Thursday, March 31, 2011
I love me a good knit cowl top, so I had to give Simplicity 2283 a try for one of my Supplex piece. I was intrigued by the front shoulder yoke.
The key to a pleasant cowl wearing experience is an adequate cowl facing. If you have enough self-facing coverage, you can put the top on in the morning and not think about it for the rest of the day. If the facing is skimpy, you will spend every spare moment making sure the facing hasn't flipped to the outside or is otherwise visible.
The facing on this was pretty good as drafted, but it is my opinion that you can always go longer. So I added an inch in cutting. As you can see on the inside, it is securely caught into the yoke seam and there is enough length hanging down at center front that the facing is not going to flip out. I had no troubles with it while wearing for bike riding (though admittedly I was wearing a fleece the whole time other than for the photos).
As mentioned, for biking tops I want some shoulder coverage for sun protection but in general don't want a full sleeve because of, well, armpit sweating, to be graphic. Extending the shoulder here wasn't going to be easy because of the yoke. I wasn't even considering the funky sleeve until I saw SewWil's pattern review. Her sleeves are great and look breezy and comfortable, so I cut the fun little pleated sleeve.
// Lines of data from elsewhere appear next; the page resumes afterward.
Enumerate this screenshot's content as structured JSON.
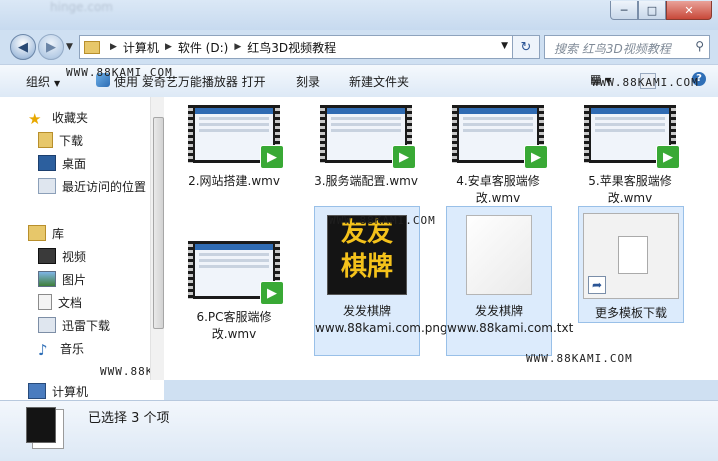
{
  "window": {
    "blurred_title": "hinge.com"
  },
  "address_bar": {
    "crumbs": [
      "计算机",
      "软件 (D:)",
      "红鸟3D视频教程"
    ]
  },
  "search": {
    "placeholder": "搜索 红鸟3D视频教程"
  },
  "toolbar": {
    "organize": "组织",
    "open_with": "使用 爱奇艺万能播放器 打开",
    "burn": "刻录",
    "new_folder": "新建文件夹"
  },
  "watermark": "WWW.88KAMI.COM",
  "nav": {
    "favorites": "收藏夹",
    "downloads": "下载",
    "desktop": "桌面",
    "recent": "最近访问的位置",
    "libraries": "库",
    "videos": "视频",
    "pictures": "图片",
    "documents": "文档",
    "xunlei": "迅雷下载",
    "music": "音乐",
    "computer": "计算机"
  },
  "files": [
    {
      "name": "2.网站搭建.wmv",
      "type": "video"
    },
    {
      "name": "3.服务端配置.wmv",
      "type": "video"
    },
    {
      "name": "4.安卓客服端修改.wmv",
      "type": "video"
    },
    {
      "name": "5.苹果客服端修改.wmv",
      "type": "video"
    },
    {
      "name": "6.PC客服端修改.wmv",
      "type": "video"
    },
    {
      "name": "发发棋牌www.88kami.com.png",
      "type": "image",
      "image_text": [
        "友友",
        "棋牌"
      ]
    },
    {
      "name": "发发棋牌www.88kami.com.txt",
      "type": "text"
    },
    {
      "name": "更多模板下载",
      "type": "shortcut"
    }
  ],
  "status": {
    "text": "已选择 3 个项"
  },
  "colors": {
    "selection": "#dcebfc",
    "accent": "#2f6bb3",
    "badge": "#39a935"
  }
}
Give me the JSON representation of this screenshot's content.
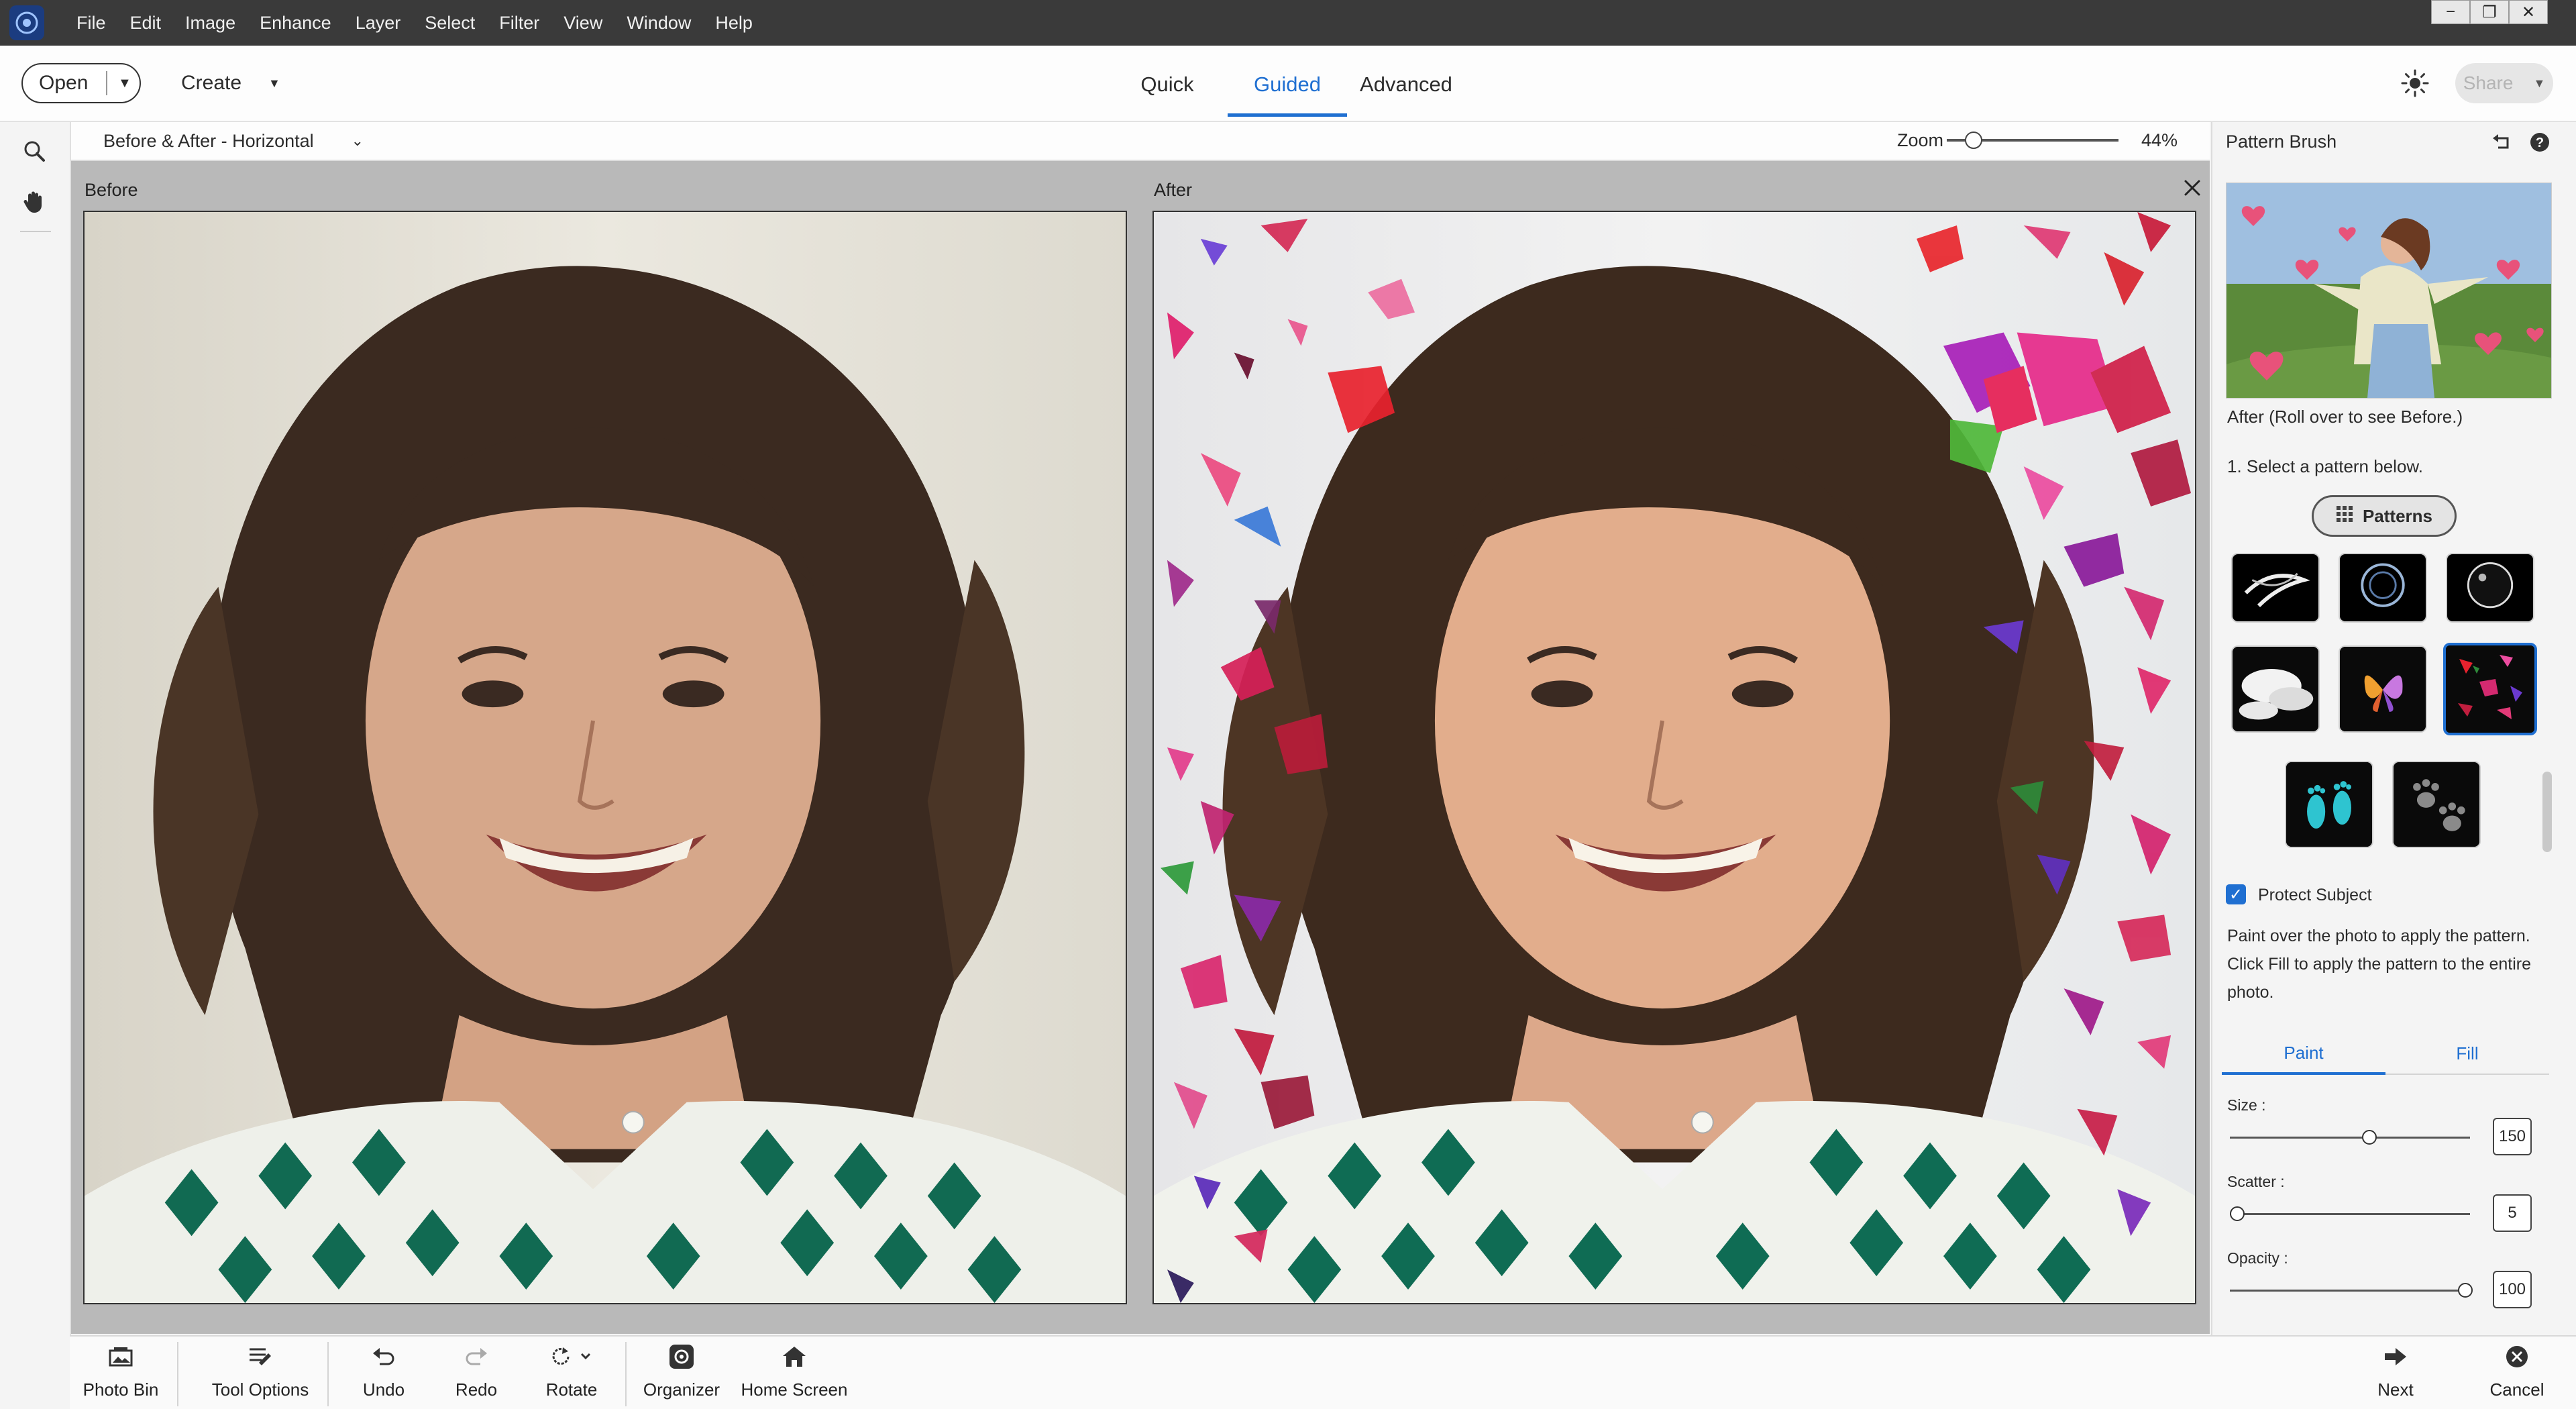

On SewWil and on the model it looks like there is plenty of room for a breeze under the arm, but on my I found that the sleeve amounted to a giant wad of fabric in my armpit as the armscye is quite high on me.
Never one to give up, I decided to turn the sleeves into cap sleeves. I marked the pleated, finished sleeve units with arcs, stitched along my marking, and cut 1/2" away from the stitching for a seam allowance. I then sewed in the sleeves and turned under and stitched the lower part of the armscye. This gives me the shoulder coverage I want with the underarm ventilation I need. If you look closely (or not even that closely) at the photos you'll see that the sleeves are not quite symmetric. Oh well! If I do this again, though, I will fix the sleeve in the drafting/cutting process, not after it is sewn.
When making the back darts in my B5283 twist top, the hardest part was figuring out where, exactly, center back was. So for this project I thread-traced center back before unpinning the pattern tissue. So very uncharacteristic of me.
Having CB marked made it a lot easier to place the darts, and also made it easier to transfer those darts to the pattern tissue for next time. The shape of my darts matches the idiosyncratic shape of my body. Most of the dart volume is not at the waist but below it at my swayback, and the width of my latissimus muscles means they have to go up nearly to the shoulder to avoid a puff at the top.
Pretend I had had the sense to make sure the back was not caught up above the belt before taking this photo. But on the right side, where the belt has not taken up a fold, you can see that it sits fairly flat on my back rather than ballooning out over my swayback.
The only thing I don't like about this pattern is that it can't be turned into a dress! The cowl width in the front sort of cascades all the way down to the hemline and would not translate well to a full length piece.
As you can see I've already tested it out! It gets the thumbs up.
I love the sweetheart look of the neckline, that the narrower cowl that is not too low cut, that the facing that stays firmly in place, and the interesting yoke. I did not interface the yoke as directed in the pattern because of the thickness of my fabric--I feared it would be way too stiff and sit awkwardly--though now that it's done I think I should have. I would recommend interfacing if you're using anything less than a double knit.
All photos are here and the pattern review is here.
And that is the last piece in my Mini Wardrobe for the PR contest. The challenge was to start with an existing piece in the closet, sew four pieces during the contest period, and end up with at least 6 outfits. I managed to pull off 8!
I started with my self-drafted black and white print dirndl biking skirt from last March.
Then I added two tops, this one and the B5283 twist top.
Next, I needed another skirt, the S2413 pleated silk organza number. Oh, and by the way, I wear biking shorts under the skirts. I'm not going around flashing.
Finally, a topper in the form of this Burda 01-2011-131 wrap sweater.
I love all these pieces individually and I love how they work together. I still have more sewing to do for the trip--more tops and more skirts, which will be fun, and more rain gear which makes me want to die. I muslined the pullover rain jacket last weekend and have not been able to motivate to cut it out this week. I need to pull up my big girl panties and just get started. Then I can reward myself with fun, bright, cheerful sewing (not that it is fun, bright, or cheerful in our persistent, endless winter; it is killing me, people).
All photos for the mini-wardrobe, showing each look as well as the disaggregated pieces, are here.